[Material for the task Boundary: Start]
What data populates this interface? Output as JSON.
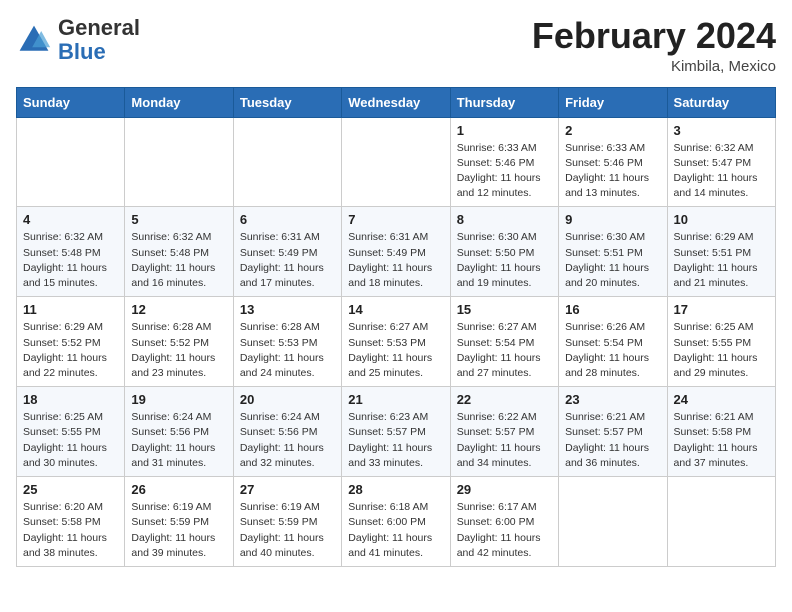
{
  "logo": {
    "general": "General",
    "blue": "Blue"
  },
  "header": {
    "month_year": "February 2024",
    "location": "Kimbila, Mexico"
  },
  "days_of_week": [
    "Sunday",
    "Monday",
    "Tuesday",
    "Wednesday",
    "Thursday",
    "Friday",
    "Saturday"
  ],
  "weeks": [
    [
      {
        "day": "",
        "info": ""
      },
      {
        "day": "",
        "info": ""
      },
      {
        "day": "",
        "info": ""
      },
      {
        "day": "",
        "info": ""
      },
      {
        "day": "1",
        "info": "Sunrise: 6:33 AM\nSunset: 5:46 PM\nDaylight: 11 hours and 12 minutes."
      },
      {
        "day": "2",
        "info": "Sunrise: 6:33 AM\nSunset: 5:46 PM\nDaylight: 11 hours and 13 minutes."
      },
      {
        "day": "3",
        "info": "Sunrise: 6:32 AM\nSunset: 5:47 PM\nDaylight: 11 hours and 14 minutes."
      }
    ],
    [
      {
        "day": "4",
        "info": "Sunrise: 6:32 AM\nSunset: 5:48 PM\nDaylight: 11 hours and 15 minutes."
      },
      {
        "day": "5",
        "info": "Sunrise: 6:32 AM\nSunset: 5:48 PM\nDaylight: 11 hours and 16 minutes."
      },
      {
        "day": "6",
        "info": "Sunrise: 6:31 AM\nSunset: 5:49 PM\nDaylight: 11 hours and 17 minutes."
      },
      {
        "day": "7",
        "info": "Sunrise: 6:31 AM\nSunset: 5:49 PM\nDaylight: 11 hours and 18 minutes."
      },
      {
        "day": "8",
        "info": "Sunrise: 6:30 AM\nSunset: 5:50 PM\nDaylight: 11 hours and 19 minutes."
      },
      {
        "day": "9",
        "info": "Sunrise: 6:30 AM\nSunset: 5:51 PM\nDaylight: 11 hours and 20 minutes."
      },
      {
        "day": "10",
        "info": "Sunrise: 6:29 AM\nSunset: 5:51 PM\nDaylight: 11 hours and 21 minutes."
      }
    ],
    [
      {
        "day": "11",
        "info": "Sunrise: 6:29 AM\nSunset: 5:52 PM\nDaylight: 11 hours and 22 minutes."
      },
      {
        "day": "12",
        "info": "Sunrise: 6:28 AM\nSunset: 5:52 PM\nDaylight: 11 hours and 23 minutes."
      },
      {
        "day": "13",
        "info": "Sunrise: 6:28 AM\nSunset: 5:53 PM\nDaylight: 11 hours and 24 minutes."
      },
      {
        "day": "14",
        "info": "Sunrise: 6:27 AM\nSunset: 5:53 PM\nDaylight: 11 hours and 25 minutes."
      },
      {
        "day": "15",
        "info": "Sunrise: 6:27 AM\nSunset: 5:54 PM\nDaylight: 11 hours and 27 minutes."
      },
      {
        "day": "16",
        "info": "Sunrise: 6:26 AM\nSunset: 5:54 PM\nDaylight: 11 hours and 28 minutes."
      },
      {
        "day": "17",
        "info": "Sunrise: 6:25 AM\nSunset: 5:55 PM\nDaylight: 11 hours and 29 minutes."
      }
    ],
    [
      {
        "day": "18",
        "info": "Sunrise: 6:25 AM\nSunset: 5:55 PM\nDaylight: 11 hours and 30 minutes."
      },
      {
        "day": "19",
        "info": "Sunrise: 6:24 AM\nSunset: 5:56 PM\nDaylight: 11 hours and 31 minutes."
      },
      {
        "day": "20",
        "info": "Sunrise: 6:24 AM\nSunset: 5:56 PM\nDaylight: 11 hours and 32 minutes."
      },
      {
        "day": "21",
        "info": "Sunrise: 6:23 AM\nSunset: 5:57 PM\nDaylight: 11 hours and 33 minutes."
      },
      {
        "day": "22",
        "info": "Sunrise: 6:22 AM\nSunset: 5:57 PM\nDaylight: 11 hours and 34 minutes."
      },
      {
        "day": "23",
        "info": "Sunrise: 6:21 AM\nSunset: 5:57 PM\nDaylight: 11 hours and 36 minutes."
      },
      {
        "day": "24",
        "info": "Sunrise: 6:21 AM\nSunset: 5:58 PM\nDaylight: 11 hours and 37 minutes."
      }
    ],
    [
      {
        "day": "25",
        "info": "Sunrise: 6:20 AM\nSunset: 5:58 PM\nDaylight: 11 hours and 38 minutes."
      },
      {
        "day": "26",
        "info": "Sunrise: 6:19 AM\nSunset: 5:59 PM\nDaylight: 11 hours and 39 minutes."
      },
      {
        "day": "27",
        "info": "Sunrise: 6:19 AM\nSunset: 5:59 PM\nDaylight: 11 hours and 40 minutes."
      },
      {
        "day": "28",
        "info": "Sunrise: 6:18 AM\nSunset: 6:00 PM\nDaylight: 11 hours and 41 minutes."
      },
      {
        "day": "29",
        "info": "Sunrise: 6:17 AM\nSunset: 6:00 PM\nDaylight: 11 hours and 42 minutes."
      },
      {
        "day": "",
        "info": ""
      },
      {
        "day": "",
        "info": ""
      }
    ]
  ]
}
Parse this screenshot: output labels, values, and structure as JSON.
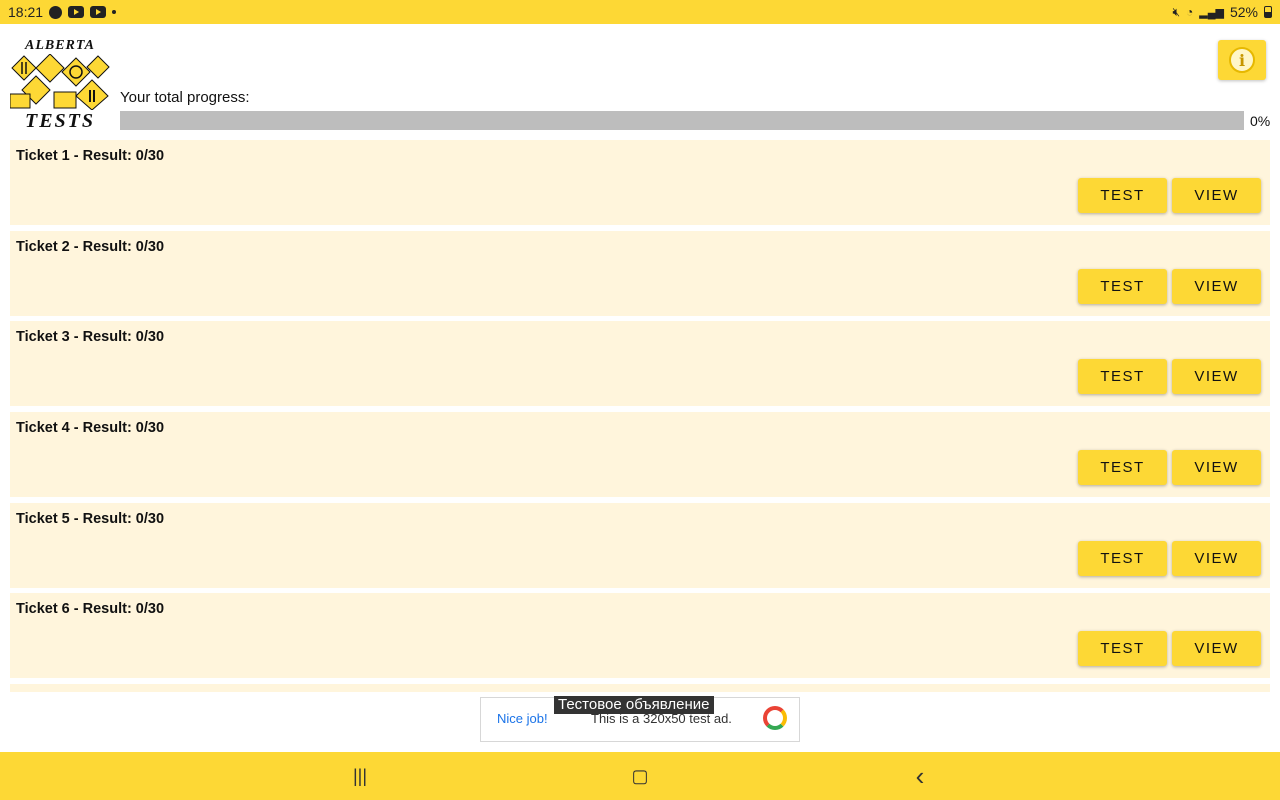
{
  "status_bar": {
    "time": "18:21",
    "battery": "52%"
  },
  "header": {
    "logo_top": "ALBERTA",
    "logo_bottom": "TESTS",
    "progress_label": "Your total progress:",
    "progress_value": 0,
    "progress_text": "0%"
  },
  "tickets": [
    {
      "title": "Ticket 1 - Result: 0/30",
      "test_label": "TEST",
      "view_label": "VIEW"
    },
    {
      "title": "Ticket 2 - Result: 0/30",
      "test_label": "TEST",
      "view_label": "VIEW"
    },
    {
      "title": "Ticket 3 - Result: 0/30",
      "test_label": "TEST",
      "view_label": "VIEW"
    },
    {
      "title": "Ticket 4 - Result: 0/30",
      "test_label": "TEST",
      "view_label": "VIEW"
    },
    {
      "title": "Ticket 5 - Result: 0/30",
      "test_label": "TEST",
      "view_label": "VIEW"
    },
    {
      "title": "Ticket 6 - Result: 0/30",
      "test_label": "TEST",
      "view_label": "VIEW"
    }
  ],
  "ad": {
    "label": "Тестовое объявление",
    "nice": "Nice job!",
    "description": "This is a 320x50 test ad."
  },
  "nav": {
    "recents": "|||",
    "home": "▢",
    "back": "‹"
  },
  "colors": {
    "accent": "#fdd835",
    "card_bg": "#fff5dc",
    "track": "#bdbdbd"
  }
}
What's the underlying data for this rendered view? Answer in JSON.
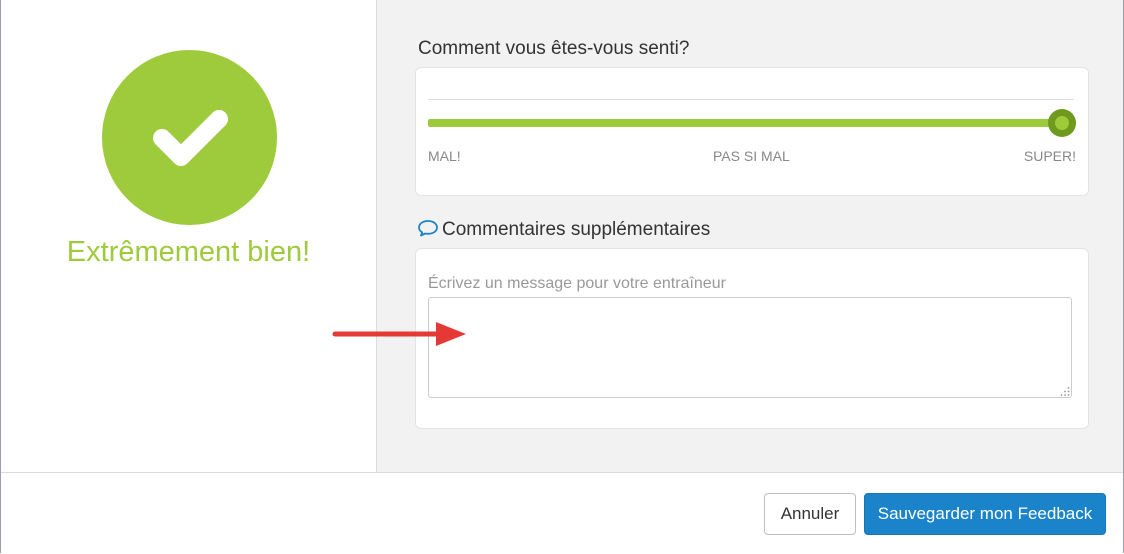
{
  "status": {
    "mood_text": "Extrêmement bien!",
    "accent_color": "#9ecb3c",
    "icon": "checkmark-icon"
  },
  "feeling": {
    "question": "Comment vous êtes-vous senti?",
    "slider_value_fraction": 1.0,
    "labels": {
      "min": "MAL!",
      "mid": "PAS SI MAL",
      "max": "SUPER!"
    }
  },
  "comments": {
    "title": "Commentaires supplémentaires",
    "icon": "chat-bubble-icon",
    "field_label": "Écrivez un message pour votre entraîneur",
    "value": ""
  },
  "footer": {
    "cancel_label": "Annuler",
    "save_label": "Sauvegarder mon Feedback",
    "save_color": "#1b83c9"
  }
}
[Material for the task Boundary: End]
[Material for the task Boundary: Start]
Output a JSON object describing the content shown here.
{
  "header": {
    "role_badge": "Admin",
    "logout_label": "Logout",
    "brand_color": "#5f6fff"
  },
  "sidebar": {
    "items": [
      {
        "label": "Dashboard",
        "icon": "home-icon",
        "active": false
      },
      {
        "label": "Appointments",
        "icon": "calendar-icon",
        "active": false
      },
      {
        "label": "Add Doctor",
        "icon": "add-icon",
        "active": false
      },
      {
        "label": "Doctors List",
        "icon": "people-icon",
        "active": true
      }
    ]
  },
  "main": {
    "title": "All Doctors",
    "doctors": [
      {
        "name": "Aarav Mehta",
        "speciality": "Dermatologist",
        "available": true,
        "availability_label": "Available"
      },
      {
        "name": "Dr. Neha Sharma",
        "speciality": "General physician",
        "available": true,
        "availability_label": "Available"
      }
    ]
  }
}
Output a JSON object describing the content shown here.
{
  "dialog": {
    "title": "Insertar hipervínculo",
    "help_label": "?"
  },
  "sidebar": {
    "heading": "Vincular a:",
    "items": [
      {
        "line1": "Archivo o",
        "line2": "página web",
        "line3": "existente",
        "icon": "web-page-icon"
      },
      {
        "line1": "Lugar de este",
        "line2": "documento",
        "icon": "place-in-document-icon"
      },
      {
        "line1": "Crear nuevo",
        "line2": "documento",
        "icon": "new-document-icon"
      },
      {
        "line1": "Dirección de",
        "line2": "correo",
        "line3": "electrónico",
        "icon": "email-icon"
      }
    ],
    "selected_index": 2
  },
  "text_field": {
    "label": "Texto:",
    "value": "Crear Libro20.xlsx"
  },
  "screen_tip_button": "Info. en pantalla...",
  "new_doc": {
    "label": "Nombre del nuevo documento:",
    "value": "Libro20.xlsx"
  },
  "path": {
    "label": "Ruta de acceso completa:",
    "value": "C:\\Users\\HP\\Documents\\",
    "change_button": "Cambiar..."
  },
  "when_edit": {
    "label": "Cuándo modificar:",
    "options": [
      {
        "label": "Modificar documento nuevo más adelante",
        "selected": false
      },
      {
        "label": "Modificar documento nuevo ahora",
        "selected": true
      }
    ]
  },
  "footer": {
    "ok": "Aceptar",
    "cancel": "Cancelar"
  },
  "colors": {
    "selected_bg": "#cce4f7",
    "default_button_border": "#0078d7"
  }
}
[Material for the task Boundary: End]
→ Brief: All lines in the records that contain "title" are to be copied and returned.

→ Response box:
      "title": "Ticket 1 - Result: 0/30",
      "title": "Ticket 2 - Result: 0/30",
      "title": "Ticket 3 - Result: 0/30",
      "title": "Ticket 4 - Result: 0/30",
      "title": "Ticket 5 - Result: 0/30",
      "title": "Ticket 6 - Result: 0/30",
    "title": "Commentaires supplémentaires",
    "title": "All Doctors",
    "title": "Insertar hipervínculo",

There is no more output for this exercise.